#### [EXERCISE DETAILS]
Copy each line of the entries that includes the word "Extrusion".

#### [RECORD EXCERPTS]
----

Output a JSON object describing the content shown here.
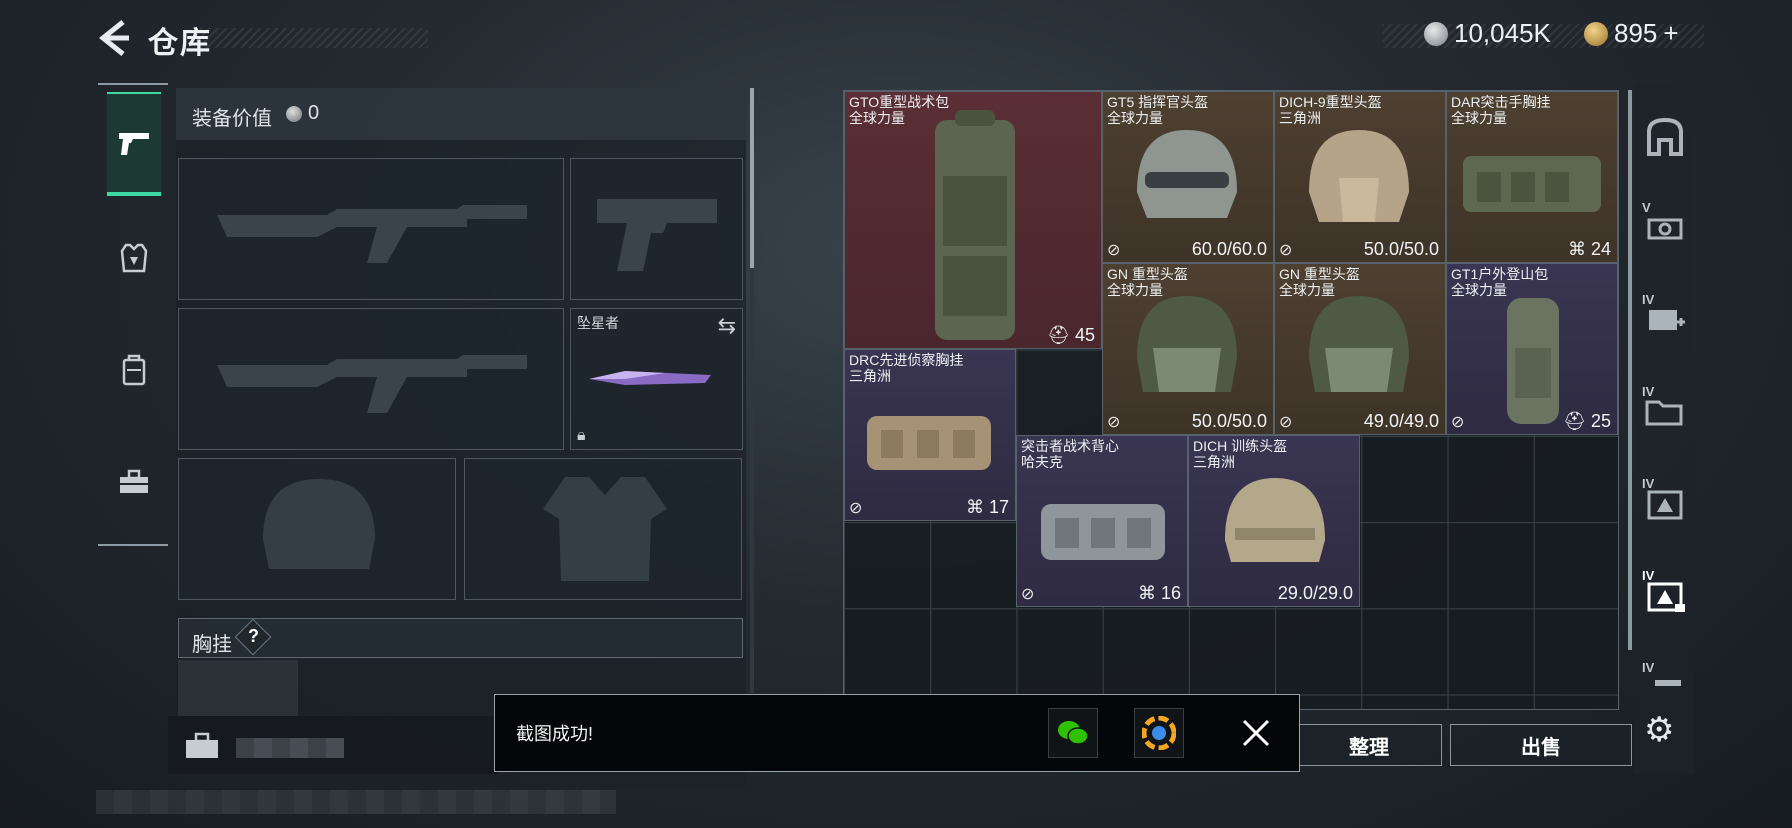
{
  "header": {
    "title": "仓库",
    "silver_amount": "10,045K",
    "gold_amount": "895",
    "gold_add": "+"
  },
  "equipment": {
    "value_label": "装备价值",
    "value": "0",
    "melee_slot_name": "坠星者",
    "rig_label": "胸挂",
    "help_mark": "?"
  },
  "items": [
    {
      "name": "GTO重型战术包",
      "sub": "全球力量",
      "value": "45",
      "rarity": "red"
    },
    {
      "name": "GT5 指挥官头盔",
      "sub": "全球力量",
      "value": "60.0/60.0",
      "rarity": "gold"
    },
    {
      "name": "DICH-9重型头盔",
      "sub": "三角洲",
      "value": "50.0/50.0",
      "rarity": "gold"
    },
    {
      "name": "DAR突击手胸挂",
      "sub": "全球力量",
      "value": "24",
      "rarity": "gold"
    },
    {
      "name": "GN 重型头盔",
      "sub": "全球力量",
      "value": "50.0/50.0",
      "rarity": "gold"
    },
    {
      "name": "GN 重型头盔",
      "sub": "全球力量",
      "value": "49.0/49.0",
      "rarity": "gold"
    },
    {
      "name": "GT1户外登山包",
      "sub": "全球力量",
      "value": "25",
      "rarity": "purple"
    },
    {
      "name": "DRC先进侦察胸挂",
      "sub": "三角洲",
      "value": "17",
      "rarity": "purple"
    },
    {
      "name": "突击者战术背心",
      "sub": "哈夫克",
      "value": "16",
      "rarity": "purple"
    },
    {
      "name": "DICH 训练头盔",
      "sub": "三角洲",
      "value": "29.0/29.0",
      "rarity": "purple"
    }
  ],
  "side_toolbar": {
    "level_labels": [
      "V",
      "IV",
      "IV",
      "IV",
      "IV",
      "IV"
    ]
  },
  "buttons": {
    "organize": "整理",
    "sell": "出售"
  },
  "toast": {
    "message": "截图成功!"
  },
  "colors": {
    "accent_green": "#3fd7a2",
    "rarity_red": "#5a2e34",
    "rarity_gold": "#4e4031",
    "rarity_purple": "#3a3552"
  }
}
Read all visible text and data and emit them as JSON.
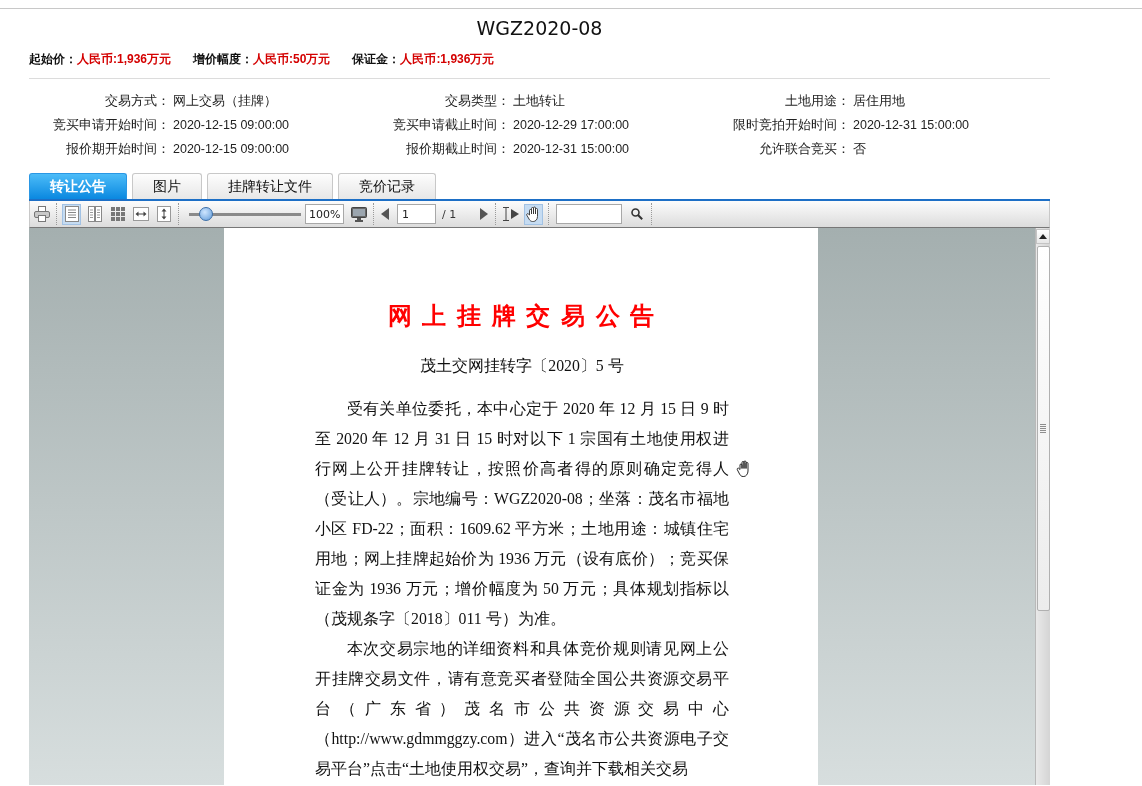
{
  "header": {
    "title": "WGZ2020-08"
  },
  "prices": [
    {
      "label": "起始价：",
      "value": "人民币:1,936万元"
    },
    {
      "label": "增价幅度：",
      "value": "人民币:50万元"
    },
    {
      "label": "保证金：",
      "value": "人民币:1,936万元"
    }
  ],
  "details": [
    {
      "label": "交易方式：",
      "value": "网上交易（挂牌）"
    },
    {
      "label": "交易类型：",
      "value": "土地转让"
    },
    {
      "label": "土地用途：",
      "value": "居住用地"
    },
    {
      "label": "竞买申请开始时间：",
      "value": "2020-12-15 09:00:00"
    },
    {
      "label": "竞买申请截止时间：",
      "value": "2020-12-29 17:00:00"
    },
    {
      "label": "限时竞拍开始时间：",
      "value": "2020-12-31 15:00:00"
    },
    {
      "label": "报价期开始时间：",
      "value": "2020-12-15 09:00:00"
    },
    {
      "label": "报价期截止时间：",
      "value": "2020-12-31 15:00:00"
    },
    {
      "label": "允许联合竞买：",
      "value": "否"
    }
  ],
  "tabs": [
    {
      "label": "转让公告",
      "selected": true
    },
    {
      "label": "图片",
      "selected": false
    },
    {
      "label": "挂牌转让文件",
      "selected": false
    },
    {
      "label": "竞价记录",
      "selected": false
    }
  ],
  "viewer": {
    "toolbar": {
      "view_modes": [
        {
          "kind": "single-page",
          "selected": true
        },
        {
          "kind": "two-page",
          "selected": false
        },
        {
          "kind": "thumbnails",
          "selected": false
        }
      ],
      "zoom": {
        "level": 0.15,
        "value": "100%"
      },
      "page": {
        "value": "1",
        "total": "/ 1"
      },
      "tools": [
        {
          "kind": "text-select",
          "selected": false
        },
        {
          "kind": "hand",
          "selected": true
        }
      ]
    },
    "document": {
      "title": "网 上 挂 牌 交 易 公 告",
      "reference": "茂土交网挂转字〔2020〕5 号",
      "paragraphs": [
        "受有关单位委托，本中心定于 2020 年 12 月 15 日 9 时至 2020 年 12 月 31 日 15 时对以下 1 宗国有土地使用权进行网上公开挂牌转让，按照价高者得的原则确定竞得人（受让人）。宗地编号：WGZ2020-08；坐落：茂名市福地小区 FD-22；面积：1609.62 平方米；土地用途：城镇住宅用地；网上挂牌起始价为 1936 万元（设有底价）；竞买保证金为 1936 万元；增价幅度为 50 万元；具体规划指标以（茂规条字〔2018〕011 号）为准。",
        "本次交易宗地的详细资料和具体竞价规则请见网上公开挂牌交易文件，请有意竞买者登陆全国公共资源交易平台（广东省）茂名市公共资源交易中心（http://www.gdmmggzy.com）进入“茂名市公共资源电子交易平台”点击“土地使用权交易”，查询并下载相关交易"
      ]
    }
  }
}
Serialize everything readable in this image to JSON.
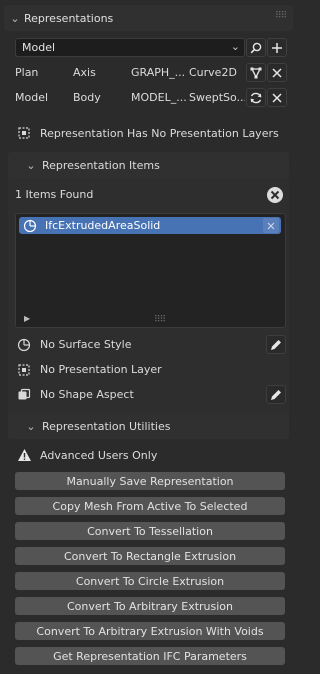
{
  "panel": {
    "title": "Representations"
  },
  "context": {
    "selected": "Model"
  },
  "representations": [
    {
      "context": "Plan",
      "subcontext": "Axis",
      "target_view": "GRAPH_...",
      "type": "Curve2D"
    },
    {
      "context": "Model",
      "subcontext": "Body",
      "target_view": "MODEL_...",
      "type": "SweptSo..."
    }
  ],
  "presentation_layers_message": "Representation Has No Presentation Layers",
  "items_section": {
    "title": "Representation Items",
    "count_text": "1 Items Found",
    "items": [
      {
        "label": "IfcExtrudedAreaSolid"
      }
    ]
  },
  "properties": {
    "surface_style": "No Surface Style",
    "presentation_layer": "No Presentation Layer",
    "shape_aspect": "No Shape Aspect"
  },
  "utilities": {
    "title": "Representation Utilities",
    "warning": "Advanced Users Only",
    "buttons": [
      "Manually Save Representation",
      "Copy Mesh From Active To Selected",
      "Convert To Tessellation",
      "Convert To Rectangle Extrusion",
      "Convert To Circle Extrusion",
      "Convert To Arbitrary Extrusion",
      "Convert To Arbitrary Extrusion With Voids",
      "Get Representation IFC Parameters"
    ]
  },
  "colors": {
    "selection": "#4772b3",
    "button": "#545454",
    "panel": "#303030",
    "background": "#2b2b2b"
  }
}
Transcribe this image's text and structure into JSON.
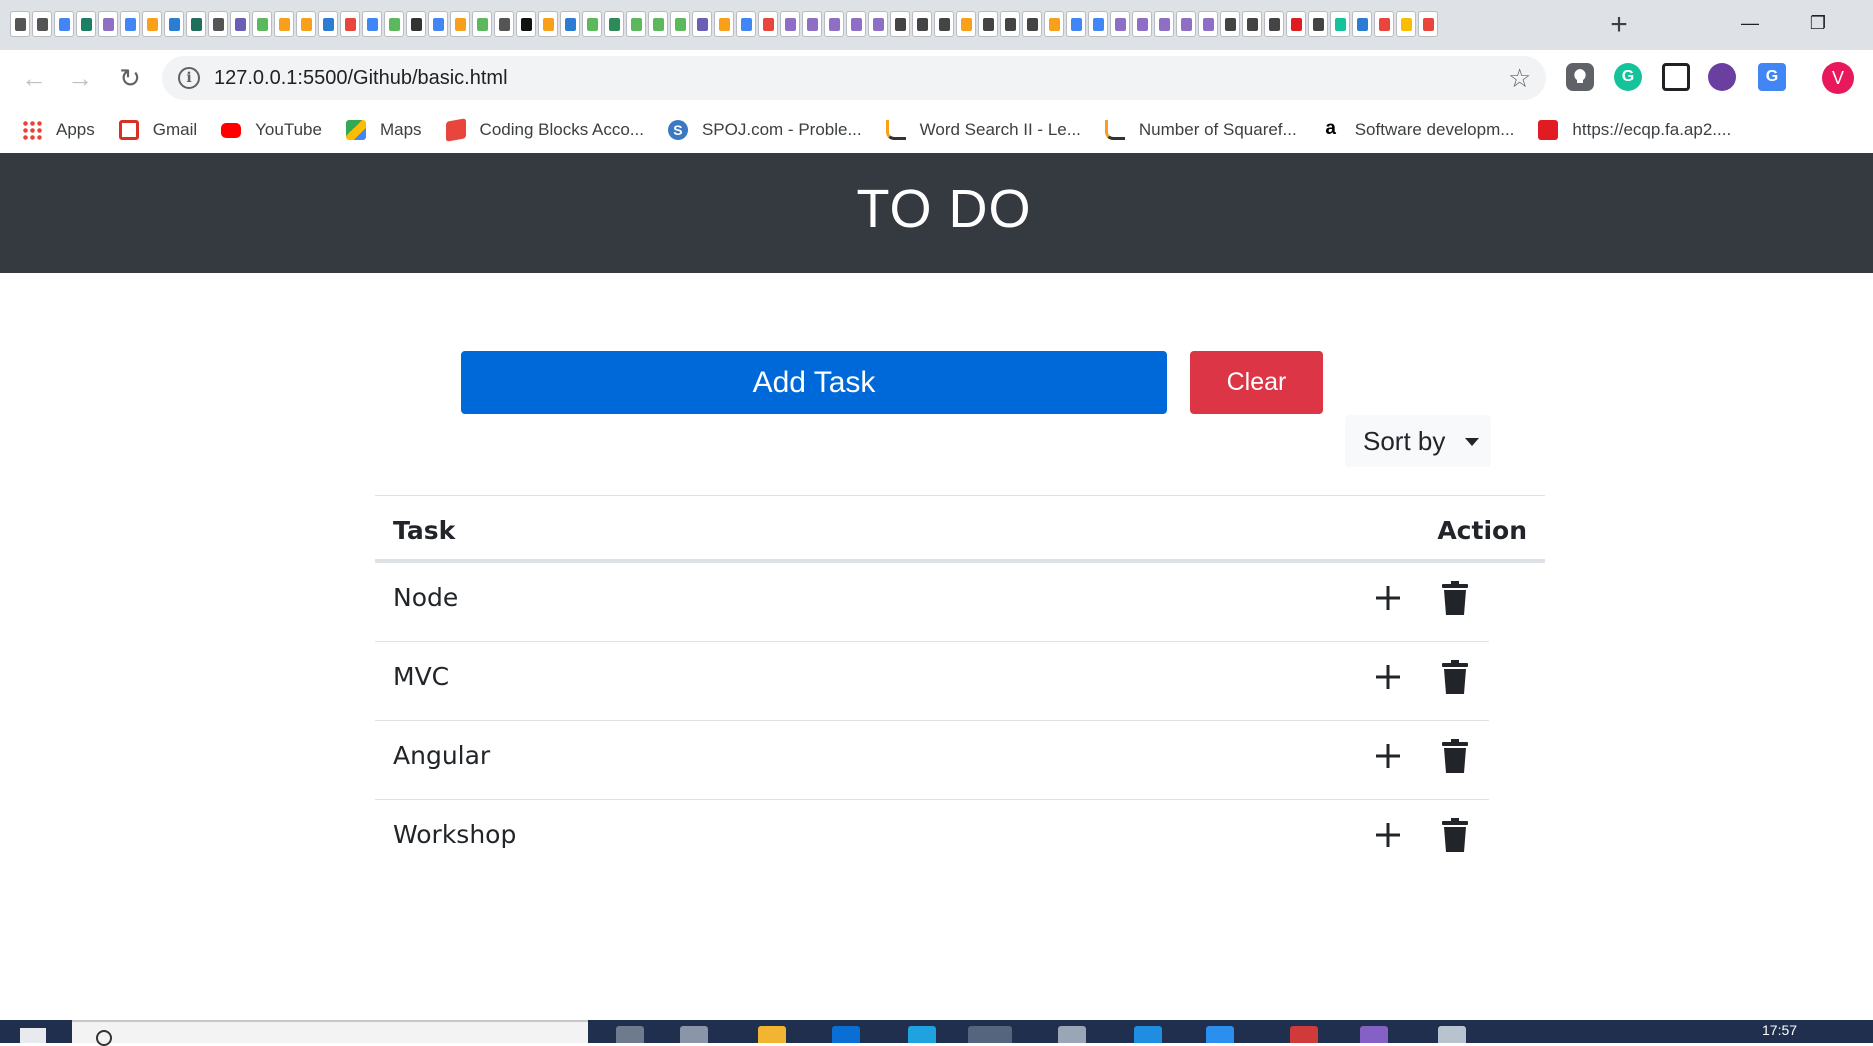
{
  "browser": {
    "new_tab_glyph": "+",
    "minimize_glyph": "—",
    "maximize_glyph": "❐",
    "tab_favicons": [
      "#555",
      "#555",
      "#4285f4",
      "#1a7f64",
      "#8e6fc5",
      "#4285f4",
      "#f89f1b",
      "#2b7cd3",
      "#1e6f5c",
      "#555",
      "#6b5fb5",
      "#5cb85c",
      "#f89f1b",
      "#f89f1b",
      "#2b7cd3",
      "#e8453c",
      "#4285f4",
      "#5cb85c",
      "#333",
      "#4285f4",
      "#f89f1b",
      "#5cb85c",
      "#555",
      "#111",
      "#f89f1b",
      "#2b7cd3",
      "#5cb85c",
      "#2e8b57",
      "#5cb85c",
      "#5cb85c",
      "#5cb85c",
      "#6b5fb5",
      "#f89f1b",
      "#4285f4",
      "#e8453c",
      "#8e6fc5",
      "#8e6fc5",
      "#8e6fc5",
      "#8e6fc5",
      "#8e6fc5",
      "#444",
      "#444",
      "#444",
      "#f89f1b",
      "#444",
      "#444",
      "#444",
      "#f89f1b",
      "#4285f4",
      "#4285f4",
      "#8e6fc5",
      "#8e6fc5",
      "#8e6fc5",
      "#8e6fc5",
      "#8e6fc5",
      "#444",
      "#444",
      "#444",
      "#e11b22",
      "#444",
      "#15c39a",
      "#2b7cd3",
      "#e8453c",
      "#fbbc04",
      "#e8453c"
    ],
    "back_glyph": "←",
    "forward_glyph": "→",
    "reload_glyph": "↻",
    "info_glyph": "i",
    "url": "127.0.0.1:5500/Github/basic.html",
    "star_glyph": "☆",
    "avatar_initial": "V",
    "bookmarks": [
      {
        "label": "Apps",
        "icon": "apps-grid-icon"
      },
      {
        "label": "Gmail",
        "icon": "gmail-icon"
      },
      {
        "label": "YouTube",
        "icon": "youtube-icon"
      },
      {
        "label": "Maps",
        "icon": "maps-icon"
      },
      {
        "label": "Coding Blocks Acco...",
        "icon": "coding-blocks-icon"
      },
      {
        "label": "SPOJ.com - Proble...",
        "icon": "spoj-icon"
      },
      {
        "label": "Word Search II - Le...",
        "icon": "leetcode-icon"
      },
      {
        "label": "Number of Squaref...",
        "icon": "leetcode-icon"
      },
      {
        "label": "Software developm...",
        "icon": "amazon-icon"
      },
      {
        "label": "https://ecqp.fa.ap2....",
        "icon": "oracle-icon"
      }
    ]
  },
  "app": {
    "title": "TO DO",
    "add_task_label": "Add Task",
    "clear_label": "Clear",
    "sort_label": "Sort by",
    "table": {
      "headers": {
        "task": "Task",
        "action": "Action"
      },
      "rows": [
        {
          "task": "Node"
        },
        {
          "task": "MVC"
        },
        {
          "task": "Angular"
        },
        {
          "task": "Workshop"
        }
      ]
    }
  },
  "taskbar": {
    "time": "17:57"
  }
}
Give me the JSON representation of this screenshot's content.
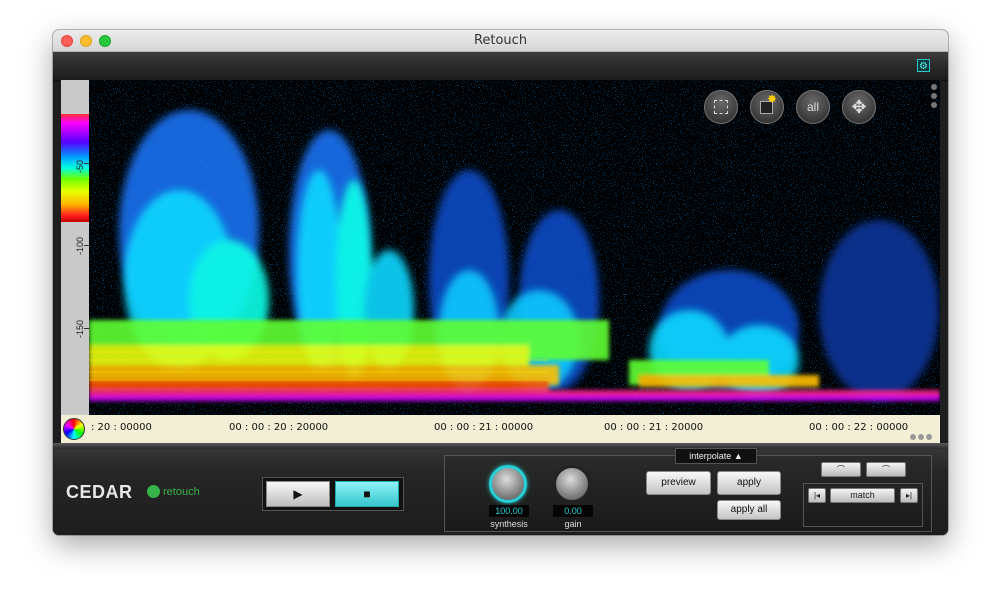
{
  "window": {
    "title": "Retouch"
  },
  "scale": {
    "ticks": [
      "-50",
      "-100",
      "-150"
    ]
  },
  "tools": {
    "all_label": "all"
  },
  "timeline": {
    "labels": [
      ": 20 : 00000",
      "00 : 00 : 20 : 20000",
      "00 : 00 : 21 : 00000",
      "00 : 00 : 21 : 20000",
      "00 : 00 : 22 : 00000"
    ]
  },
  "brand": {
    "name": "CEDAR",
    "product": "retouch"
  },
  "transport": {
    "play_icon": "▶",
    "stop_icon": "■"
  },
  "controls": {
    "mode": "interpolate",
    "synthesis_value": "100.00",
    "synthesis_label": "synthesis",
    "gain_value": "0.00",
    "gain_label": "gain",
    "preview_label": "preview",
    "apply_label": "apply",
    "apply_all_label": "apply all",
    "match_label": "match"
  },
  "colors": {
    "accent": "#25d0d6",
    "brand_green": "#38b24a"
  }
}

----

#### [RESULT OF THIS TASK]
      "Convert To Rectangle Extrusion",
      "Convert To Circle Extrusion",
      "Convert To Arbitrary Extrusion",
      "Convert To Arbitrary Extrusion With Voids",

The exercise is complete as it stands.